Data records for software interfaces:

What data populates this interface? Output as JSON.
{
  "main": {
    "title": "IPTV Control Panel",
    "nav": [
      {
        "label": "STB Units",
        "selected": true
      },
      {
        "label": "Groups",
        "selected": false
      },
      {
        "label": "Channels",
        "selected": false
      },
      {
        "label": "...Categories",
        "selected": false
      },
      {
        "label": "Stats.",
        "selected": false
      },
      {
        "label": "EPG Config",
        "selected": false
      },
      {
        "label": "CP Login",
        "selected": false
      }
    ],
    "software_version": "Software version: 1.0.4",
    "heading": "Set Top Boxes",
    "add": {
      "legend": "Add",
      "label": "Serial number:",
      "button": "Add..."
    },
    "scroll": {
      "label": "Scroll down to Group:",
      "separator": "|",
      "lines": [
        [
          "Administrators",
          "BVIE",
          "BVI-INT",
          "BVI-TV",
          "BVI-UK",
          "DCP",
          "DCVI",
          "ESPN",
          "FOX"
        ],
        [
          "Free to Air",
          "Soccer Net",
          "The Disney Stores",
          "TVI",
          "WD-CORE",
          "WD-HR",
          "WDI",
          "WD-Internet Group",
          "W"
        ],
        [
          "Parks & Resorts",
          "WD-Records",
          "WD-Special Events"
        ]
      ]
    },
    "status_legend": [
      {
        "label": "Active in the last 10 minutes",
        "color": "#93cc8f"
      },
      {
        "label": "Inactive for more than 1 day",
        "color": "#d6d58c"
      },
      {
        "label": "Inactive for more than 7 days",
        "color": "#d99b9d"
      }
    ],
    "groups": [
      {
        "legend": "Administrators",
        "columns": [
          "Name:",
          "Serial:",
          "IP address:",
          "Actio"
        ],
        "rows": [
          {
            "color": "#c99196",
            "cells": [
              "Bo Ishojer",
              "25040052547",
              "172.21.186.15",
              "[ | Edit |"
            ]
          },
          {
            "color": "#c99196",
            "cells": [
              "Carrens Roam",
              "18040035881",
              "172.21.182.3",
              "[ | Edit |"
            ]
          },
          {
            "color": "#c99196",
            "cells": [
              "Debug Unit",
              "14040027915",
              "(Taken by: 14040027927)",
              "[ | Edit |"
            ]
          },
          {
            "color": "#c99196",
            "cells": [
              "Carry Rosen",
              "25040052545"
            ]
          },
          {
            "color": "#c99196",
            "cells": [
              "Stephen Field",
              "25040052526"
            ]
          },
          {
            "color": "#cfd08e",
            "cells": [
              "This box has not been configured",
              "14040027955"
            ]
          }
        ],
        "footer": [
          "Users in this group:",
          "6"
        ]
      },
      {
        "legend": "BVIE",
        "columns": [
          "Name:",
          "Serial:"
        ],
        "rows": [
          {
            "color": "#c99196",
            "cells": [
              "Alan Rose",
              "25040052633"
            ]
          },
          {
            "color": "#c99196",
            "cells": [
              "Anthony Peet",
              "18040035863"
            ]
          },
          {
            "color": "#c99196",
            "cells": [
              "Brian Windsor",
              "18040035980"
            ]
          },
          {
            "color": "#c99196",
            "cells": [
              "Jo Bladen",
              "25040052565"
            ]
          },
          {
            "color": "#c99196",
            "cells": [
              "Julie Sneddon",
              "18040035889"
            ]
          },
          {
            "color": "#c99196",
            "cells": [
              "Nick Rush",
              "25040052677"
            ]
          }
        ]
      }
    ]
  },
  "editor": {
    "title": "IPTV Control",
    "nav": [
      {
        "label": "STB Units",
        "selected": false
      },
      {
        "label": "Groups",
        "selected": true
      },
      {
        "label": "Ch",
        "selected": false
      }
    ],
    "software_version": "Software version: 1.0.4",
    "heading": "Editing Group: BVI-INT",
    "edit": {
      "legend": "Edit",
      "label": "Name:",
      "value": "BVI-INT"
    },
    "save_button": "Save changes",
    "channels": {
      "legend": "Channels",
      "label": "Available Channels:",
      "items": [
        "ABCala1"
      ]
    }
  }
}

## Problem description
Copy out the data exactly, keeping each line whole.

## Completed exercise
What data populates this interface? Output as JSON.
{
  "main": {
    "title": "IPTV Control Panel",
    "nav": [
      {
        "label": "STB Units",
        "selected": true
      },
      {
        "label": "Groups",
        "selected": false
      },
      {
        "label": "Channels",
        "selected": false
      },
      {
        "label": "...Categories",
        "selected": false
      },
      {
        "label": "Stats.",
        "selected": false
      },
      {
        "label": "EPG Config",
        "selected": false
      },
      {
        "label": "CP Login",
        "selected": false
      }
    ],
    "software_version": "Software version: 1.0.4",
    "heading": "Set Top Boxes",
    "add": {
      "legend": "Add",
      "label": "Serial number:",
      "button": "Add..."
    },
    "scroll": {
      "label": "Scroll down to Group:",
      "separator": "|",
      "lines": [
        [
          "Administrators",
          "BVIE",
          "BVI-INT",
          "BVI-TV",
          "BVI-UK",
          "DCP",
          "DCVI",
          "ESPN",
          "FOX"
        ],
        [
          "Free to Air",
          "Soccer Net",
          "The Disney Stores",
          "TVI",
          "WD-CORE",
          "WD-HR",
          "WDI",
          "WD-Internet Group",
          "W"
        ],
        [
          "Parks & Resorts",
          "WD-Records",
          "WD-Special Events"
        ]
      ]
    },
    "status_legend": [
      {
        "label": "Active in the last 10 minutes",
        "color": "#93cc8f"
      },
      {
        "label": "Inactive for more than 1 day",
        "color": "#d6d58c"
      },
      {
        "label": "Inactive for more than 7 days",
        "color": "#d99b9d"
      }
    ],
    "groups": [
      {
        "legend": "Administrators",
        "columns": [
          "Name:",
          "Serial:",
          "IP address:",
          "Actio"
        ],
        "rows": [
          {
            "color": "#c99196",
            "cells": [
              "Bo Ishojer",
              "25040052547",
              "172.21.186.15",
              "[ | Edit |"
            ]
          },
          {
            "color": "#c99196",
            "cells": [
              "Carrens Roam",
              "18040035881",
              "172.21.182.3",
              "[ | Edit |"
            ]
          },
          {
            "color": "#c99196",
            "cells": [
              "Debug Unit",
              "14040027915",
              "(Taken by: 14040027927)",
              "[ | Edit |"
            ]
          },
          {
            "color": "#c99196",
            "cells": [
              "Carry Rosen",
              "25040052545"
            ]
          },
          {
            "color": "#c99196",
            "cells": [
              "Stephen Field",
              "25040052526"
            ]
          },
          {
            "color": "#cfd08e",
            "cells": [
              "This box has not been configured",
              "14040027955"
            ]
          }
        ],
        "footer": [
          "Users in this group:",
          "6"
        ]
      },
      {
        "legend": "BVIE",
        "columns": [
          "Name:",
          "Serial:"
        ],
        "rows": [
          {
            "color": "#c99196",
            "cells": [
              "Alan Rose",
              "25040052633"
            ]
          },
          {
            "color": "#c99196",
            "cells": [
              "Anthony Peet",
              "18040035863"
            ]
          },
          {
            "color": "#c99196",
            "cells": [
              "Brian Windsor",
              "18040035980"
            ]
          },
          {
            "color": "#c99196",
            "cells": [
              "Jo Bladen",
              "25040052565"
            ]
          },
          {
            "color": "#c99196",
            "cells": [
              "Julie Sneddon",
              "18040035889"
            ]
          },
          {
            "color": "#c99196",
            "cells": [
              "Nick Rush",
              "25040052677"
            ]
          }
        ]
      }
    ]
  },
  "editor": {
    "title": "IPTV Control",
    "nav": [
      {
        "label": "STB Units",
        "selected": false
      },
      {
        "label": "Groups",
        "selected": true
      },
      {
        "label": "Ch",
        "selected": false
      }
    ],
    "software_version": "Software version: 1.0.4",
    "heading": "Editing Group: BVI-INT",
    "edit": {
      "legend": "Edit",
      "label": "Name:",
      "value": "BVI-INT"
    },
    "save_button": "Save changes",
    "channels": {
      "legend": "Channels",
      "label": "Available Channels:",
      "items": [
        "ABCala1"
      ]
    }
  }
}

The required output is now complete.